Mick Whelan, the Aslef boss, says the solution is simple: “Come back to the negotiating table with an offer our members can accept.”
A Network Rail spokesperson says of the TSSA action: “We agreed a deal on pay and modernisation with some TSSA members a few weeks ago, and as the union has said, we’re making good progress in talks with the rest of their membership.
“We’ll continue to meet with the TSSA over the coming days and weeks, and encourage them to continue working with us to find a breakthrough and avert strike action on 26 September.”
But the TSSA general secretary, Manuel Cortes, says: “The dead hand of Grant Shapps is sadly stopping DfT train operating companies from making a revised, meaningful offer.
“Frankly, he either sits across the negotiating table with our union or gets out of the way to allow railway bosses to freely negotiate with us, as they have done in the past. The reason for the current impasse lies squarely at Shapps’ door and passengers are paying a high price for his incompetence and intransigence.”
Could there be more strikes?
Almost certainly. The RMT union is expected to announce further national walk-outs, which are likely to take place in late September and/or early October. Besides the issues of pay, redundancies and working conditions, the union is concerned about what it says are plans to close ticket offices at stations.
In addition, the RMT has signalled further strikes by members working for Transport for London following a funding settlement with the government.
The general secretary, Mick Lynch, says: “This deal negotiated in secret by TfL and government ministers will likely see our members pensions attacked and further pay restraint in the future, coupled with driverless trains.
“Grant Shapps’ attack on Tube workers would be unacceptable at any time but in an escalating cost of living crisis it is shameful and will be resisted through further strike action.”
Finally, what’s happening on Avanti West Coast?
The continuing dispute with train drivers is affecting passengers on Avanti West Coast, which is running a reduced timetable until 11 September at the earliest. The biggest reductions are on services linking Birmingham and Manchester with London – cut to just one train an hour rather than three.
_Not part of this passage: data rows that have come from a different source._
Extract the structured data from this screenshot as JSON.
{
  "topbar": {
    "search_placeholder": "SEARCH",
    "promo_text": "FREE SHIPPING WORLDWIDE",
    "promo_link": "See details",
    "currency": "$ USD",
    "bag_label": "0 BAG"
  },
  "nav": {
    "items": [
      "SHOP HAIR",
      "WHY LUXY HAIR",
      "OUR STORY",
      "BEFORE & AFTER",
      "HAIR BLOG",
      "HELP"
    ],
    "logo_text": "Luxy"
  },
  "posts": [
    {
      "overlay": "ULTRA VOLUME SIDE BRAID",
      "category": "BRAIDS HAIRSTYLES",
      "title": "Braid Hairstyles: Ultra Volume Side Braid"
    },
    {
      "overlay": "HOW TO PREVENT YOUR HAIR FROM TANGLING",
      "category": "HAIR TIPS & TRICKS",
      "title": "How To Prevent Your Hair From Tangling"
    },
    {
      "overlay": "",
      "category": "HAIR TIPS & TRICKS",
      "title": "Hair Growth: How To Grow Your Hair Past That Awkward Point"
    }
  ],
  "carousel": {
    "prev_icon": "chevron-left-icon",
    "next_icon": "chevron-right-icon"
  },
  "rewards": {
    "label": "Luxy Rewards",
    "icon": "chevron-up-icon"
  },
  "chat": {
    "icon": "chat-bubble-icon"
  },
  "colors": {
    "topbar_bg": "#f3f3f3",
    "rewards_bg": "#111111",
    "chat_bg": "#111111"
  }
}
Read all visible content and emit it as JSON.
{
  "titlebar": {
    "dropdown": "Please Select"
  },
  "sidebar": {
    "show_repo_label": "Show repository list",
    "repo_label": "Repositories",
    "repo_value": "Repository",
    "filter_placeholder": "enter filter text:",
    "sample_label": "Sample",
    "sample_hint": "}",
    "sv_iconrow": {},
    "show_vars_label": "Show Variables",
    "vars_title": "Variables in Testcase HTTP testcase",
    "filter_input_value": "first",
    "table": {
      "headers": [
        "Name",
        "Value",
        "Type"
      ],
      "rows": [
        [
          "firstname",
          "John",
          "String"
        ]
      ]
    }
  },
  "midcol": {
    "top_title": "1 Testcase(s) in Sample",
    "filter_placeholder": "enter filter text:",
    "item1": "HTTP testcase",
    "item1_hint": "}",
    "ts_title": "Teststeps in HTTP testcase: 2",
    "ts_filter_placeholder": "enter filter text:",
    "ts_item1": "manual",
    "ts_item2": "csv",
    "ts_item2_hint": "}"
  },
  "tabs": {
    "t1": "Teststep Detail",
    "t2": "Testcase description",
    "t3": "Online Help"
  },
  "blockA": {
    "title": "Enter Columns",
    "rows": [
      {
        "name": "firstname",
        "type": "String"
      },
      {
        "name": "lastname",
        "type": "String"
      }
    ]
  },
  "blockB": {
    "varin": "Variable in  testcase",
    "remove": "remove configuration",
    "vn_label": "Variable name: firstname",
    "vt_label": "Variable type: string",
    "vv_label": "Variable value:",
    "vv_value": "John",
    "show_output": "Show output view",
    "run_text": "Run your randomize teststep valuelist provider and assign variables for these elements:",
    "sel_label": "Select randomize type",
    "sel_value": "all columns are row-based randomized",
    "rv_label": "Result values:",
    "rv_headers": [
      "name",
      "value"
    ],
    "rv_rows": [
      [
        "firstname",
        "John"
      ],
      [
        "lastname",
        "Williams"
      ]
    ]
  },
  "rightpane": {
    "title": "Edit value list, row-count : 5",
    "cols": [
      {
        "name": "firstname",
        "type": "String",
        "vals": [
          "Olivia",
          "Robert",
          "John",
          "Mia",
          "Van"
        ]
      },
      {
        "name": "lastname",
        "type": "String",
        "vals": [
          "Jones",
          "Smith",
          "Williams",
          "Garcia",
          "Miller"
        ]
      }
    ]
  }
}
The train operator blames “the current industrial relations climate which has resulted in severe staff shortages in some grades through increased sickness levels, as well as the majority of drivers making themselves unavailable for overtime in a co-ordinated fashion, and at short notice”.
Aslef says Avanti should recruit more train drivers.